■ **EXERCISE BRIEF**:
Every line of the data should be retyped with no difference from the original.

■ **SUPPLIED INFORMATION**:

——

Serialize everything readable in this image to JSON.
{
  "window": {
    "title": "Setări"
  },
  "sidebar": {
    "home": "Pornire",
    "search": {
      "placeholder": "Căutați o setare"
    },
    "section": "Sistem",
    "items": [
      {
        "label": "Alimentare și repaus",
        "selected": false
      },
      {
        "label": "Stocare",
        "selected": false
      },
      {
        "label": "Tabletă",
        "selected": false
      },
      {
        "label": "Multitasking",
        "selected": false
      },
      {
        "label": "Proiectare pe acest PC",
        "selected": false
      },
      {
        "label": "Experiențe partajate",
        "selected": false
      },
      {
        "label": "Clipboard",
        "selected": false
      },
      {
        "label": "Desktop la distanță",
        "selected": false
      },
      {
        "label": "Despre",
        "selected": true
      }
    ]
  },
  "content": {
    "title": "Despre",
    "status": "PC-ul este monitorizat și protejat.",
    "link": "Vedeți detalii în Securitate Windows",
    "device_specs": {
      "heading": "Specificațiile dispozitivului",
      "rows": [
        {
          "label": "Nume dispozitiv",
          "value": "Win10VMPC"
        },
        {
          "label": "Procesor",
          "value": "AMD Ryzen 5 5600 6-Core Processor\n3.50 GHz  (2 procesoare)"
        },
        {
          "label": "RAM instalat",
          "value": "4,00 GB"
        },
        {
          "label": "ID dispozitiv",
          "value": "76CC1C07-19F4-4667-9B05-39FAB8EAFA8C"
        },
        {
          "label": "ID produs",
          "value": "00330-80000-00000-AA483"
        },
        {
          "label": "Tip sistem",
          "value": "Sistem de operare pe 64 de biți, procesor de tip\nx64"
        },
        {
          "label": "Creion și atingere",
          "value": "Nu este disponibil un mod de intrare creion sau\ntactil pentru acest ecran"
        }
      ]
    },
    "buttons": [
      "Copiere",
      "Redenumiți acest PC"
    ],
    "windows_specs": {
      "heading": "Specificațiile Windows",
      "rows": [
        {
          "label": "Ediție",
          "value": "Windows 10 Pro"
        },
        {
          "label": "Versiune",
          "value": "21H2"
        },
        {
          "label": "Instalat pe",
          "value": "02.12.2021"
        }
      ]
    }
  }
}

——

■ **EXERCISE RESPONSE**:
Serialize everything readable in this image to JSON.
{
  "window": {
    "title": "Setări"
  },
  "sidebar": {
    "home": "Pornire",
    "search": {
      "placeholder": "Căutați o setare"
    },
    "section": "Sistem",
    "items": [
      {
        "label": "Alimentare și repaus",
        "selected": false
      },
      {
        "label": "Stocare",
        "selected": false
      },
      {
        "label": "Tabletă",
        "selected": false
      },
      {
        "label": "Multitasking",
        "selected": false
      },
      {
        "label": "Proiectare pe acest PC",
        "selected": false
      },
      {
        "label": "Experiențe partajate",
        "selected": false
      },
      {
        "label": "Clipboard",
        "selected": false
      },
      {
        "label": "Desktop la distanță",
        "selected": false
      },
      {
        "label": "Despre",
        "selected": true
      }
    ]
  },
  "content": {
    "title": "Despre",
    "status": "PC-ul este monitorizat și protejat.",
    "link": "Vedeți detalii în Securitate Windows",
    "device_specs": {
      "heading": "Specificațiile dispozitivului",
      "rows": [
        {
          "label": "Nume dispozitiv",
          "value": "Win10VMPC"
        },
        {
          "label": "Procesor",
          "value": "AMD Ryzen 5 5600 6-Core Processor\n3.50 GHz  (2 procesoare)"
        },
        {
          "label": "RAM instalat",
          "value": "4,00 GB"
        },
        {
          "label": "ID dispozitiv",
          "value": "76CC1C07-19F4-4667-9B05-39FAB8EAFA8C"
        },
        {
          "label": "ID produs",
          "value": "00330-80000-00000-AA483"
        },
        {
          "label": "Tip sistem",
          "value": "Sistem de operare pe 64 de biți, procesor de tip\nx64"
        },
        {
          "label": "Creion și atingere",
          "value": "Nu este disponibil un mod de intrare creion sau\ntactil pentru acest ecran"
        }
      ]
    },
    "buttons": [
      "Copiere",
      "Redenumiți acest PC"
    ],
    "windows_specs": {
      "heading": "Specificațiile Windows",
      "rows": [
        {
          "label": "Ediție",
          "value": "Windows 10 Pro"
        },
        {
          "label": "Versiune",
          "value": "21H2"
        },
        {
          "label": "Instalat pe",
          "value": "02.12.2021"
        }
      ]
    }
  }
}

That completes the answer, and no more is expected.